I’ll supply multiple choices for the above question: A.) The main quad at Duke University; B) Her grandparents’ tobacco homestead in Durham; C) Shangri-La (her Hawaiian home; D) Hillsborough, NJ- home of Duke Farms; E) Newport’s Rough Point; F) a combo of two of the above.
Ms. Doris Duke, sole child of James Buchanan Duke, bought a Boeing 737 plane in 1987, and when making the deal with Middle Easterners, she asked they throw in a couple of camels. Her two pet camels spent summers with Doris at Rough Point in Newport and passed the colder months at her New Jersey farm.
If you venture to Newport, Rhode Island to discover The Gilded Age, you have loads of mansions to tour, many built by the Vanderbilts. Some of the most visited are: The Breakers, The Marble House, The Elms, and Rosecliff. You can hike on the Cliff Walk where you stroll past opulent mansions. As you near the end of your stroll on this dramatic path and cross over the bridge, just past the last home of the unfortunate Sunny Bulow, you’ll spy the exquisite English Manor that belonged to the heiress with the familiar surname to all North Carolinians—Duke.
Upon her dad’s death in 1924, Doris Duke had an 80-million-dollar trust. What to do with so much dough? Hoard stuff, I mean, collect.
Doris Duke amassed Persian rugs, Chinese Ming Dynasty porcelain, French furniture, Chinese wall paper, musical instruments, renowned paintings, Flemish tapestries, rock crystal chandeliers, and …pets!

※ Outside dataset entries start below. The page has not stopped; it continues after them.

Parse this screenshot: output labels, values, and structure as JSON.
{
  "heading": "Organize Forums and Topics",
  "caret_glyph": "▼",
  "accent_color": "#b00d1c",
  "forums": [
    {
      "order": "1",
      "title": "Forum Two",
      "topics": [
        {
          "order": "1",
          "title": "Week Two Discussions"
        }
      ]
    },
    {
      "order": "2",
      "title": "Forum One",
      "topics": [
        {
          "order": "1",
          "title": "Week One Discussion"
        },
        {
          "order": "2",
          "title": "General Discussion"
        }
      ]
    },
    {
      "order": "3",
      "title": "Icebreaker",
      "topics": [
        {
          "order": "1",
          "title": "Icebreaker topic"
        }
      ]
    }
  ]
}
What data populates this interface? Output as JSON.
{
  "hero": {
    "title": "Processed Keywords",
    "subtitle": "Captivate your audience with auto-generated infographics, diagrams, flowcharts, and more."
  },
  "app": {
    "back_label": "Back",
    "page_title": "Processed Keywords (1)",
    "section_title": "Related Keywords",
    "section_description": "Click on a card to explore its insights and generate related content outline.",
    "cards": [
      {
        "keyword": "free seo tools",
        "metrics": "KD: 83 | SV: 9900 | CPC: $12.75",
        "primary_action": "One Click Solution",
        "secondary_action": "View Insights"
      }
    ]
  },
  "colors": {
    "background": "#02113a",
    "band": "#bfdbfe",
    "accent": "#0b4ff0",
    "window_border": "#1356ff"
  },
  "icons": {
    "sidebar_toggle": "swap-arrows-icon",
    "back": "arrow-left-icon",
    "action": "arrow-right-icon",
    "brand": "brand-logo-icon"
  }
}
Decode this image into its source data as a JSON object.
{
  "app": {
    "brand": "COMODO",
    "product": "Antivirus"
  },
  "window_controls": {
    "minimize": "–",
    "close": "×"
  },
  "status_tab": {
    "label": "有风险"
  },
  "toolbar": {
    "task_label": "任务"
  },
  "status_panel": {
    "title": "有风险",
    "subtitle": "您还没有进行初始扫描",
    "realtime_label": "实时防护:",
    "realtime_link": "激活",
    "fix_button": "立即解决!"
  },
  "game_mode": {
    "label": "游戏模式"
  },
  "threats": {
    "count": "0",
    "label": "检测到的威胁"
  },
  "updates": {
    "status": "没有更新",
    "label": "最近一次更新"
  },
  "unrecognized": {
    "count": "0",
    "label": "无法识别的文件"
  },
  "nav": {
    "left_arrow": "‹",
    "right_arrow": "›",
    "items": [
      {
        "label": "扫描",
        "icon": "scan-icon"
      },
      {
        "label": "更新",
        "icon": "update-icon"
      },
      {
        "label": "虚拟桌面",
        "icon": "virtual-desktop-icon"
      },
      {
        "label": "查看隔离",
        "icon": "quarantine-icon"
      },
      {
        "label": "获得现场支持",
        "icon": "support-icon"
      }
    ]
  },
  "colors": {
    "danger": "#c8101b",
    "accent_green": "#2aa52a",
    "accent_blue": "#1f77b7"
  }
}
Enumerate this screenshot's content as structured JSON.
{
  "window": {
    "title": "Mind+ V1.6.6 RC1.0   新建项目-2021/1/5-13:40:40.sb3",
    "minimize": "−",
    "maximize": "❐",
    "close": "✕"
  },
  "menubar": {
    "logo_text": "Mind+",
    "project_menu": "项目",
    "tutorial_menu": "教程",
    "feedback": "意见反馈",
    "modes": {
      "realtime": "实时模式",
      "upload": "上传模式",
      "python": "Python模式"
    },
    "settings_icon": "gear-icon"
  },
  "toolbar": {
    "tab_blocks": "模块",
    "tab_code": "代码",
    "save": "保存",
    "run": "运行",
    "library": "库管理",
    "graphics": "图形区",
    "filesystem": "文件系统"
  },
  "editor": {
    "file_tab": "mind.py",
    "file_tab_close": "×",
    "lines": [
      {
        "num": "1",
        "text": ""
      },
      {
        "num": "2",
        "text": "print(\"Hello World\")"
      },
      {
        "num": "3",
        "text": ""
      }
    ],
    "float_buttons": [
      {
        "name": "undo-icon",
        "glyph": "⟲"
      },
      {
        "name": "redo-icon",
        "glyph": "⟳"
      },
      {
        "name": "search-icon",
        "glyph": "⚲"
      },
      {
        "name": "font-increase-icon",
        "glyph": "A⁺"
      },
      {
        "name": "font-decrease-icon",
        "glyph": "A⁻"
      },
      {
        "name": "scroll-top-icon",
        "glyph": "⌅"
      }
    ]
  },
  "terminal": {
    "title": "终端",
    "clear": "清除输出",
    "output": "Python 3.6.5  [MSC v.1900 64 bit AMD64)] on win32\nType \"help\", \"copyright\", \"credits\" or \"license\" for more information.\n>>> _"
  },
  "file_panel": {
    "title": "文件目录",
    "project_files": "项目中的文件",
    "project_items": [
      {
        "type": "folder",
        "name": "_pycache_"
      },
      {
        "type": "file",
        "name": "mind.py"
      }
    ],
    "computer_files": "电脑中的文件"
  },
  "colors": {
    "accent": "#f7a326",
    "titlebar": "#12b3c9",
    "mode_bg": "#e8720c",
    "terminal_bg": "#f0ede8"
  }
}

One tidbit I gleaned from taking the tour is how to differentiate the armchairs from the Louis XIV, Louis XV, and Louis XVI eras: Louis XIV armchairs have curvy, stout legs; Louis XV armchairs sport skinny, curvy legs; and Louis XVI armchairs possess tapered, painted legs.
Another tidbit I remember— besides her love of purple, the camel motif, and mother-of- pearl desks— is that Doris threw small dinner parties, unlike the lavish fetes of her Newport neighbors. Once, Elizabeth Taylor stretched out for a snooze on the living room sofa, and another time Doris’s dog stole Jackie Kennedy’s sandwich from her plate before she’d even taken a bite.
The landscaped grounds designed by Frederick Law Olmsted are lovely; likewise, are the morning room, the music room, the yellow room, the dining room, the pine room, her purple bedroom, and the inviting solarium. Yet, what I liked best was the Great Hall. Why? Because its 26-foot high ceiling reaching the second floor and the oak paneling of the walls with the medieval- looking doors remind me of the dining hall at Duke’s West Campus. Although Rough Point was built by Frederick Vanderbilt, James Buchanan Duke altered many of the interior rooms; the Great Hall was one of them reconfigured to suit his tastes.
JB Duke was a collector and between his acquisitions and his daughter’s purchases, the home is akin to a museum of fine treasures including paintings by van Dyck, Thomas Gainsborough, and Ferdinand Bol. Unlike many of the lavish homes of Newport, this one’s furnishings were left unchanged since Doris departed in 1992. In 2000, it opened to the public for the first time.
How is Doris Duke remembered? She was more than a spoiled, little, rich girl. She was a benefactor who in 1968 set up the Newport Restoration Foundation. One of the reasons Newport has more Colonial structures remaining than any other city in all the USA is because of Doris Duke, who restored 84 houses through the Foundation.
So, next time you enter the wealthy enclave of Newport, RI visit St. Mary’s Church where Jackie and Jack tied the knot on September 12, 1953, but also tour one of the legacies of a NC tobacco farmer’s granddaughter. Get to Rough Point!